Robert A. George, a columnist for New York’s Daily News, notes:
She called the cops and invoked Christian’s race with the clear idea that they’ll respond faster from a white-woman-threatened-by-black-man-in-Central-Park alert rather than just saying she was vaguely harassed or bothered. Whether Amy is personally “racist” or racist-adjacent (using the existence of racism to try bending the system to your will), she’s certainly using white privilege to her advantage.
Maybe, but it’s hard to get around the fact that what Ms. Cooper said to the police was accurate. Nor did she use a slur. “There is an African-American man, I am in Central Park, he is recording me and threatened myself and my dog,” is what she said. This was either the truth or not far from it. If there is a social transgression here that ought to be punishable by the destruction of Ms. Cooper’s reputation, I fail to see it. Mr. Cooper later insisted on CNN that by uttering these words, “she tried to bring death-by-cop down on my head.” Wrong. Phoning the police does not constitute attempted murder. Mr. Cooper is simply redirecting focus away from his own actions here.

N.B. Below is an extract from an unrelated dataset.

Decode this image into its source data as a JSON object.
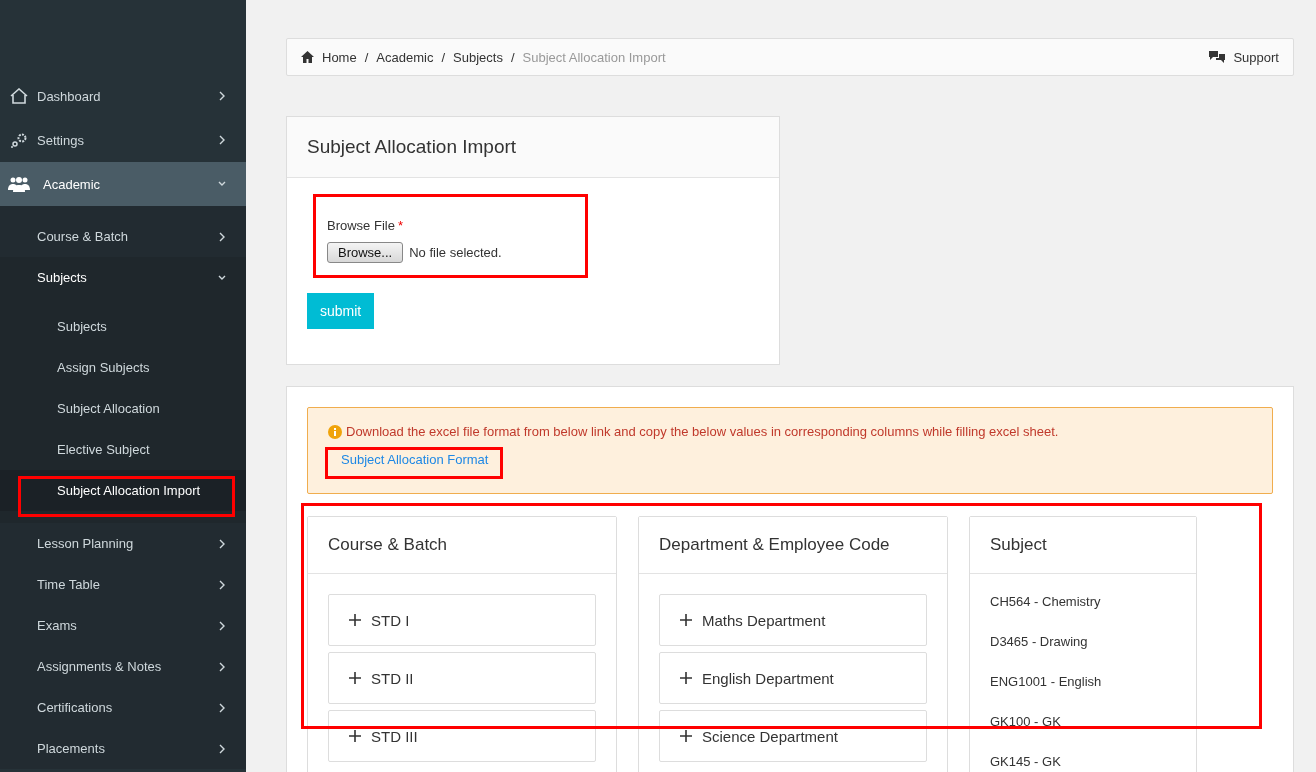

A charge of racism is the quintessential weapon of our age because it gives those who deploy it such an immense feeling of righteousness and because it’s impossible to disprove. No evidence Ms. Cooper can adduce can clear her name. “I voted for Obama twice!” “I have lots of black friends!” “I bought Ibram X. Kendi’s book!” Ms. Cooper’s goose is well and truly cooked. After the video went viral and she became the world’s designated hate target of the day, her only option was to grovel, which rarely works and didn’t this time. “I’m not a racist. I did not mean to harm that man in any way,” she told the media. Harm that man? She did Mr. Cooper no harm. He encouraged her to call the police as he was filming her. He, on the other hand, threatened to harm her dog, then his sister posted the video on Twitter in order to upend Ms. Cooper’s life. She even lost her dog after social-media users Karened on her for “choking” it in the video. But the dog is trying to get away from her, and she is holding it back, not choking it. As far as she knew, it was crucial to restrain the dog to save it from being poisoned.
Just a day after the incident in the park, Franklin Templeton, the financial firm at which Ms. Cooper served as head of portfolio management, tweeted out this:
Following our internal review of the incident in Central Park yesterday, we have made the decision to terminate the employee involved, effective immediately. We do not tolerate racism of any kind at Franklin Templeton.
— Franklin Templeton (@FTI_US) May 26, 2020
Franklin Templeton is a deep-pocketed firm that publicly damned Ms. Cooper as obviously a racist after taking very little time to weigh the facts, in a post that has generated hundreds of thousands of likes. This was tantamount to announcing that any other firm that might be interested in employing Ms. Cooper in the future was a haven for racism. What is she supposed to do with her life now? If I were Ms. Cooper, I would be focused on one potential source of income only: Suing my former employer for its libel and demanding a hefty sum.